So, why?  The honest answer is I don’t really know.  I am envious, yet skeptical, of those who can wrap a single-phrase answer in a bow and hand it too you.  By comparison, my response more closely resembles the tangled fascia of an angry plantar.  But with a little deep-tissue massage, it is possible to tease out some of the twisted vermicelli that will lead to 4 AM, August 18, in Leadville, CO:

  • It will be difficult.  Times 10. There are many talented ultrarunners…and none of them will say 100 is easy.  Ultramarathon Man, Dean Karnazes (personal hero, friend and really good guy), DNF‘d on his first two Leadville attempts. This is appealing.
  • All seasoned marathoners have hit the wall.  It’s not fun, but we know how to work our way through it.  What happens when the wall is 60-miles thick?  Will I have the physical stamina and the mental cojones to dismantle it brick-by-brick?  This is appealing.
  • I turn 52 on the day of the race.  The date and the age are not all that significant.  But if you’re going to do something like this you will never be 100% prepared . . . so you might as well get on with it.  And, besides that, do you really want to grow old without some good stories to tell?
  • Extolling “follow your passion”, “don’t let anyone tell you that you can’t do something” and “clean your room” to my kids, I am compelled to take my own advice (on two out of three admonitions).
  • Not everyone will finish.  Historically, about 60% of those who register will make it to the start line.  Of those who start, only 50% will make it to the finish within the 30 hour time limit.  This is appealing.
  • The race starts at 10,152 ft above sea level.  I live, work and train at 590 ft above sea level.  The difference?  40% less oxygen in Leadville than in St. Louis.  Yup, this one is so appealing it has me breathing hard.

Can you make something out of all that?  I do not know this thing well enough to make it simple.  Yet I am sure I am not alone in the desire to explore the fringe.  Maybe the world is flat and if you venture too close to the precipice all will be lost.  But, as in most instances where we journey past the comfortable, we find the precipice to be illusory.  And a new world opens up . . . along with a new perceived precipice.

This is a joyful chosen suffering.
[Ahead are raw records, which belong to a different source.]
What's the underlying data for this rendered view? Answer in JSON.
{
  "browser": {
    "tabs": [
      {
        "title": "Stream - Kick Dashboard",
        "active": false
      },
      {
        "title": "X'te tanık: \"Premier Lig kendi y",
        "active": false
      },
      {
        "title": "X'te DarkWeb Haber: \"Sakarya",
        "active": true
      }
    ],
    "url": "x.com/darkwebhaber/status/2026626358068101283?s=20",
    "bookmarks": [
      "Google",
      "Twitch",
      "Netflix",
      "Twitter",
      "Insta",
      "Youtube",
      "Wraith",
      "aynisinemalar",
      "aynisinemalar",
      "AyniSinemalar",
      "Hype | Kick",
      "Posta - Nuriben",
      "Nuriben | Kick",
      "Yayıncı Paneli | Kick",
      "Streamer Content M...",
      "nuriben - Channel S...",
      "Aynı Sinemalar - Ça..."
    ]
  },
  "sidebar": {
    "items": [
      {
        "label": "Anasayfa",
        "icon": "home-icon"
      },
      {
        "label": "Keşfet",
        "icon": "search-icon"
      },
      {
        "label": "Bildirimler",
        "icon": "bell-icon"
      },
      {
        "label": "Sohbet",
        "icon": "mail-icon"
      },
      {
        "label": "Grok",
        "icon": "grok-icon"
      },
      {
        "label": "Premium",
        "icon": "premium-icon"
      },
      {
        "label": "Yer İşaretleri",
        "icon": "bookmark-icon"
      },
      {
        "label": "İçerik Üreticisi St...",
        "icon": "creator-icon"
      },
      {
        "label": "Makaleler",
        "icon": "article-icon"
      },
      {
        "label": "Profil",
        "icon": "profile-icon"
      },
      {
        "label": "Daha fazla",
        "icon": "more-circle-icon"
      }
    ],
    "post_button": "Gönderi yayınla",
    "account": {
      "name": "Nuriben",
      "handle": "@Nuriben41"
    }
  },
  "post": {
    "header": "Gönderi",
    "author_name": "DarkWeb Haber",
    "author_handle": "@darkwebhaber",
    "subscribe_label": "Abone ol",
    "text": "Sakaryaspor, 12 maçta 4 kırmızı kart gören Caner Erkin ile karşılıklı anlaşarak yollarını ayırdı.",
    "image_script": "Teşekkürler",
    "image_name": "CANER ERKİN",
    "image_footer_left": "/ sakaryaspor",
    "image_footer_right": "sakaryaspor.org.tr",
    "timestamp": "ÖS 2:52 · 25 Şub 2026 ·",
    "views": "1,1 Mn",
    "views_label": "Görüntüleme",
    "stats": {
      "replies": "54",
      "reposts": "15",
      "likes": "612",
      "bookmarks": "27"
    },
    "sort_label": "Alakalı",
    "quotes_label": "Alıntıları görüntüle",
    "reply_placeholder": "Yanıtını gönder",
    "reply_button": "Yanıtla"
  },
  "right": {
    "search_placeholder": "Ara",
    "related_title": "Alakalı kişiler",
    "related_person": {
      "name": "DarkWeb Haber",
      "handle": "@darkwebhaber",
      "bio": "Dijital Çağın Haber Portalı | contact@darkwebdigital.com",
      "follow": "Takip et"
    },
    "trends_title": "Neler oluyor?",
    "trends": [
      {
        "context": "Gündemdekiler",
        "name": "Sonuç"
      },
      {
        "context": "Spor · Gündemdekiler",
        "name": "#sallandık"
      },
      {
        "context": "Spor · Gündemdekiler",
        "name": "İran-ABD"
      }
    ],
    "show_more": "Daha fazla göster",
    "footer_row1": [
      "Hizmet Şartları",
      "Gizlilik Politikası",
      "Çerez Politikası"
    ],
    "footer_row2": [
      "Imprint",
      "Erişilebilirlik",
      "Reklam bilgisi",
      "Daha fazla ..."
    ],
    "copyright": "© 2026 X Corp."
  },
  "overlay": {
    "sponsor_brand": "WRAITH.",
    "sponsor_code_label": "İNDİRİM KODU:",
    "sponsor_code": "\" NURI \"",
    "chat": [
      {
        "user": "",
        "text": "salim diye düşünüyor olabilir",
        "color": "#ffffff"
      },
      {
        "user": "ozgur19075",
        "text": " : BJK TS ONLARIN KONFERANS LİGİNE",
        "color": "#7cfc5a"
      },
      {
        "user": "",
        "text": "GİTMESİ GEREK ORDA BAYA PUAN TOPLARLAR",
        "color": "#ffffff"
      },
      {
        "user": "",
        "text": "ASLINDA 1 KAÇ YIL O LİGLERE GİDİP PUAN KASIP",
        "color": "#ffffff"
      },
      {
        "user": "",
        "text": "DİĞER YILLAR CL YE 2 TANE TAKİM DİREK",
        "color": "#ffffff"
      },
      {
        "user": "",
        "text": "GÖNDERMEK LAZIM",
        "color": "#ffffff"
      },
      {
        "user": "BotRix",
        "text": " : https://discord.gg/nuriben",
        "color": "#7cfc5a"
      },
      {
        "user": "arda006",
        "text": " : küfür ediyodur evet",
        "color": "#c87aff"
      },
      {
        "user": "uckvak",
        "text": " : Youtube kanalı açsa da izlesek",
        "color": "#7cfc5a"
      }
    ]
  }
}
It is something we have inflicted upon ourselves for the sheer morbid curiosity of sport and what we are capable of.  – Jimmy Dean Freeman

Jimmy Dean is an ultramarathoner.  A surfer-dude runner with the experience and wisdom deserving of sensei respect.  He makes a clear distinction between chosen suffering and true sufferingRunning 100 miles is clearly a choice.  When I hit the tough part of the training and zombie-march portions of the race, I do not expect sympathy.  If I whine, if I complain, you need to put me in my place.  I signed up for this.  I paid to do this.  Any suffering is my choice.  And I do truly see this as a blessed, joyous choice even if I can’t quite explain it.

I get that anyone dealing with true suffering due to health issues or other significant loss would trade their position for mine in a heartbeat.  They didn’t choose the hand they were dealt.  I am running the Leadville 100 for many reasons, most of which I am ill-equipped to put into words.  But the one reason I can clearly communicate involves my desire to support those dealing with true, not chosen, suffering.  My wife, Tami, and I are putting our wallets where are feet are and pledging $5000 in matching donations to The Life & Hope Fund.  These are good people helping cancer patients and their families through some very tough times.  I hope you will consider making us pay.

I am joyfully looking forward to the next 100 days and will keep you up to date on my progress.  Thanks for your support.  Any comments, questions, FB posts and tweets are truly welcome.

p.s.  I am also looking for a Leadville pacer or two . . . and any free advice morsels that experienced ultrarunners would like to toss my way.

Comments are closed.